Website and app data records:
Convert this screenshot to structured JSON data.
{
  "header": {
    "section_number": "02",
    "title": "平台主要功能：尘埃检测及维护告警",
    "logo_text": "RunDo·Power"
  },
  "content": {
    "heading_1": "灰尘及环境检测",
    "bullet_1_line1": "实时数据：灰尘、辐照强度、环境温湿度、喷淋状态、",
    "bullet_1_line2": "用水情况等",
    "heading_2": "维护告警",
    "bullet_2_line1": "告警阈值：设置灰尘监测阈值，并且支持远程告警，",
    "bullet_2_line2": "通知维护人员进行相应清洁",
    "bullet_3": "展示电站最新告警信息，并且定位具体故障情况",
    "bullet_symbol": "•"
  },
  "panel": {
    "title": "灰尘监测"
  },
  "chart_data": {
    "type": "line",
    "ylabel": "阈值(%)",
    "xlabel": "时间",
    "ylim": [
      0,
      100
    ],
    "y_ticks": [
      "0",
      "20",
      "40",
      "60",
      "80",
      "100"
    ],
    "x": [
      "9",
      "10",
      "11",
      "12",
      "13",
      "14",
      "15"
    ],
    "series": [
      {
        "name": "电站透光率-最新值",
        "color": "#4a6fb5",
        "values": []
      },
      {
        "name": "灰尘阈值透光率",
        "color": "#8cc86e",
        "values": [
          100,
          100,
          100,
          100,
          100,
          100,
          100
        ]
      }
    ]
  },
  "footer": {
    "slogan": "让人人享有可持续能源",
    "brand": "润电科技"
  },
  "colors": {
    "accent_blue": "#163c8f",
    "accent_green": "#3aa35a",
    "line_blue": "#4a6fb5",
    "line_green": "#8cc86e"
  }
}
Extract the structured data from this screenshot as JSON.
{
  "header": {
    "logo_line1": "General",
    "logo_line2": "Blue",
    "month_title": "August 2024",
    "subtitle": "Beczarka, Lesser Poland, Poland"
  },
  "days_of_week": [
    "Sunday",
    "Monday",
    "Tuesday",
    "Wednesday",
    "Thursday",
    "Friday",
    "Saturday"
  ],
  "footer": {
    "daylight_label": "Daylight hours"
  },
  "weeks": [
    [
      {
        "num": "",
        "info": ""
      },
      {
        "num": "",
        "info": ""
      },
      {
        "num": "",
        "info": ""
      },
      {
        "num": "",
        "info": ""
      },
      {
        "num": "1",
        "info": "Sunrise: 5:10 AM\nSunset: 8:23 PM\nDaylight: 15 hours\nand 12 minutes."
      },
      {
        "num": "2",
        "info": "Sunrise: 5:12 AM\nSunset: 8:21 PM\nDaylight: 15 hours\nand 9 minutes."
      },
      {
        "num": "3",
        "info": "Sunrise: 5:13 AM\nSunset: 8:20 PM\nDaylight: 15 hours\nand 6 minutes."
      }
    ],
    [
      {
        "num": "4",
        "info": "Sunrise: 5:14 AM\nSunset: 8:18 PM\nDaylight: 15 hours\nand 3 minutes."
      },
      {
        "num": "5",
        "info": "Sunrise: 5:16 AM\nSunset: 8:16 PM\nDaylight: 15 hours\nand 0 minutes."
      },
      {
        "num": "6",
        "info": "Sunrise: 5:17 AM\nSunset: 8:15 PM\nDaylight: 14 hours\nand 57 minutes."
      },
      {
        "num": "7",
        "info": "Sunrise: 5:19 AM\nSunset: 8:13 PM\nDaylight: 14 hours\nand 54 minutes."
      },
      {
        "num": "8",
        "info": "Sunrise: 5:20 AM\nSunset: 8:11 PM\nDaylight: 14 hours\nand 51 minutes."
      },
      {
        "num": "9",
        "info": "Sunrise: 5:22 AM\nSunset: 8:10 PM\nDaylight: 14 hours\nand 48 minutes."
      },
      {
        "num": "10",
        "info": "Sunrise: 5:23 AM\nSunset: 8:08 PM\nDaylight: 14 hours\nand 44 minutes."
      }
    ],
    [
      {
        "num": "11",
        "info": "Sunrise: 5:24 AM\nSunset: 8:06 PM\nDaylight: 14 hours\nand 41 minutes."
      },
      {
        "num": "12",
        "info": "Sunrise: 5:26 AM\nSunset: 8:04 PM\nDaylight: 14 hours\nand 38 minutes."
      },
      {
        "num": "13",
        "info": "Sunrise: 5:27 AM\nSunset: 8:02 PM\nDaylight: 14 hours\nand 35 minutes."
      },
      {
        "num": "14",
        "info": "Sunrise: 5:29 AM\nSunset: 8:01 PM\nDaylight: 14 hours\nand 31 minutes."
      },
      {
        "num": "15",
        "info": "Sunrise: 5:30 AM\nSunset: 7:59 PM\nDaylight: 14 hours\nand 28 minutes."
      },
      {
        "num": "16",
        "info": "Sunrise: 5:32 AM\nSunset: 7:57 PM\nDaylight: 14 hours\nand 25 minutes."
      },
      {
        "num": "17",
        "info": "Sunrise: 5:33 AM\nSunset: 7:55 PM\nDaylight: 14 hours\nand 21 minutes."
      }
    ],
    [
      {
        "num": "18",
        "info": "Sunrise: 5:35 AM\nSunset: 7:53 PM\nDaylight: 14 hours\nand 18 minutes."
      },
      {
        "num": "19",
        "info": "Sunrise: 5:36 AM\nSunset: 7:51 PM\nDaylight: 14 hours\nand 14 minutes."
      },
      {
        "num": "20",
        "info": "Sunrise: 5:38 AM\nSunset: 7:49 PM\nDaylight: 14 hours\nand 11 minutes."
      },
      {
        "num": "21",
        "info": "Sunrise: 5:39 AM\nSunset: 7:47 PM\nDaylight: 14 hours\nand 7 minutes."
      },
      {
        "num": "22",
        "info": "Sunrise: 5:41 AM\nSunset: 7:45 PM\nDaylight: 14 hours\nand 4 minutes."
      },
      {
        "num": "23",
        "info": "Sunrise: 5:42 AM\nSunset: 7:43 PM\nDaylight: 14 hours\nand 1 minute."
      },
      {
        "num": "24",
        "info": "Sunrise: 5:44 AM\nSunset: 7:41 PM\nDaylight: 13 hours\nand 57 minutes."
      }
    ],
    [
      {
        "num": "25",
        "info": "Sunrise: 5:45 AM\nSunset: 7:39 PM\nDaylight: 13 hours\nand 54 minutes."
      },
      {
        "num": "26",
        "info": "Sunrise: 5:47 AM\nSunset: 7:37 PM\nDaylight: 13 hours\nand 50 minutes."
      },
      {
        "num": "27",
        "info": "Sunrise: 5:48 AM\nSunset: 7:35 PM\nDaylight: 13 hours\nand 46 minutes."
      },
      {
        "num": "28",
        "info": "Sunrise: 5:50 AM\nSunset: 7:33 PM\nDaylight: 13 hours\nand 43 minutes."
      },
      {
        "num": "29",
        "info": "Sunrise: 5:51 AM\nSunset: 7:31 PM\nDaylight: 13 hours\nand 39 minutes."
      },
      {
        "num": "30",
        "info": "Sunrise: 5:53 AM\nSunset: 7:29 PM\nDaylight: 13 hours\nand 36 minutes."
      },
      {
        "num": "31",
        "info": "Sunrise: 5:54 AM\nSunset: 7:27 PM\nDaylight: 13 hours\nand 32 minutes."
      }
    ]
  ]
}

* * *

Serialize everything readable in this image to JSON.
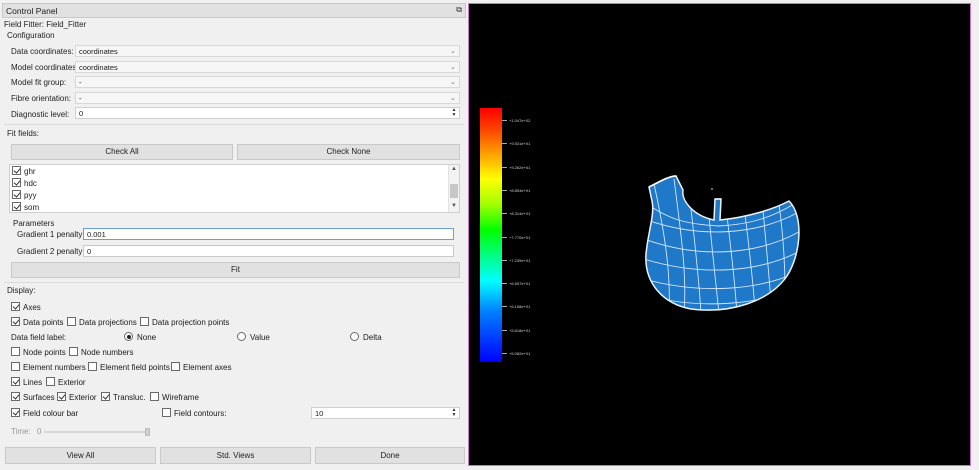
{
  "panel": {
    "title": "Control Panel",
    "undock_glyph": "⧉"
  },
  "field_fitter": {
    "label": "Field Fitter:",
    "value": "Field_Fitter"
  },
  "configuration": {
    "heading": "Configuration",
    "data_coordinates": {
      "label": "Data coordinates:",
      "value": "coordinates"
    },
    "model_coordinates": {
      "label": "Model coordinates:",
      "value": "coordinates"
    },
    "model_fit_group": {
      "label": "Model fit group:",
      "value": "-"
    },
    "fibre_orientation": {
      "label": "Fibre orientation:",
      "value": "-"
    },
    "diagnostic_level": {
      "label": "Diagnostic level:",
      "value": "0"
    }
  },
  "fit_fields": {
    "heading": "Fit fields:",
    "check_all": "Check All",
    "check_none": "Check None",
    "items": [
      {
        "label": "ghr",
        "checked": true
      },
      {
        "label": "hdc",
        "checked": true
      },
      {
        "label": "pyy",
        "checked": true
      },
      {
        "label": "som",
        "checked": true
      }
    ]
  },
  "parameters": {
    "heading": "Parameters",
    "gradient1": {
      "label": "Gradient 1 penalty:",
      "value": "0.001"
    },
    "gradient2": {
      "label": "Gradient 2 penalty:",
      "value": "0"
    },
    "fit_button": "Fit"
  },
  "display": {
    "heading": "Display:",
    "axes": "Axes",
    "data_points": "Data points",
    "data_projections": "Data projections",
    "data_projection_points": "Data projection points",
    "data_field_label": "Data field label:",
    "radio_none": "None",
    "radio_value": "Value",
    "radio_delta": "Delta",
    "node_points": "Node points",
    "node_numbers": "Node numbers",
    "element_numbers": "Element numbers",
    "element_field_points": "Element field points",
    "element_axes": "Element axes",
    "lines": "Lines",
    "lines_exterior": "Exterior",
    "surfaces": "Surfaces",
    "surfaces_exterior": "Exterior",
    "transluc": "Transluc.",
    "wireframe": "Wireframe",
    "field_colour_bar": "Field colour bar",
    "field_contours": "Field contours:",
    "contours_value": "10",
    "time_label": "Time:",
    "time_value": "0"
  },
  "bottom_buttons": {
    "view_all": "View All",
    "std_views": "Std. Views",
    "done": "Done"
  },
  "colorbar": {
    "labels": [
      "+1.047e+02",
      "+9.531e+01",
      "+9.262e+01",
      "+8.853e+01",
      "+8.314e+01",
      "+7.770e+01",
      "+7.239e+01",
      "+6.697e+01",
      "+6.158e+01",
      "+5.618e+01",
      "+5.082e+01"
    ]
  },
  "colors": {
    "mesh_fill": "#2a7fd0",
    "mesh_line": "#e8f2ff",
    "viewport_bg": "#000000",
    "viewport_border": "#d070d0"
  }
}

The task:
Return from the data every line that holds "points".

Response:
    "data_points": "Data points",
    "data_projection_points": "Data projection points",
    "node_points": "Node points",
    "element_field_points": "Element field points",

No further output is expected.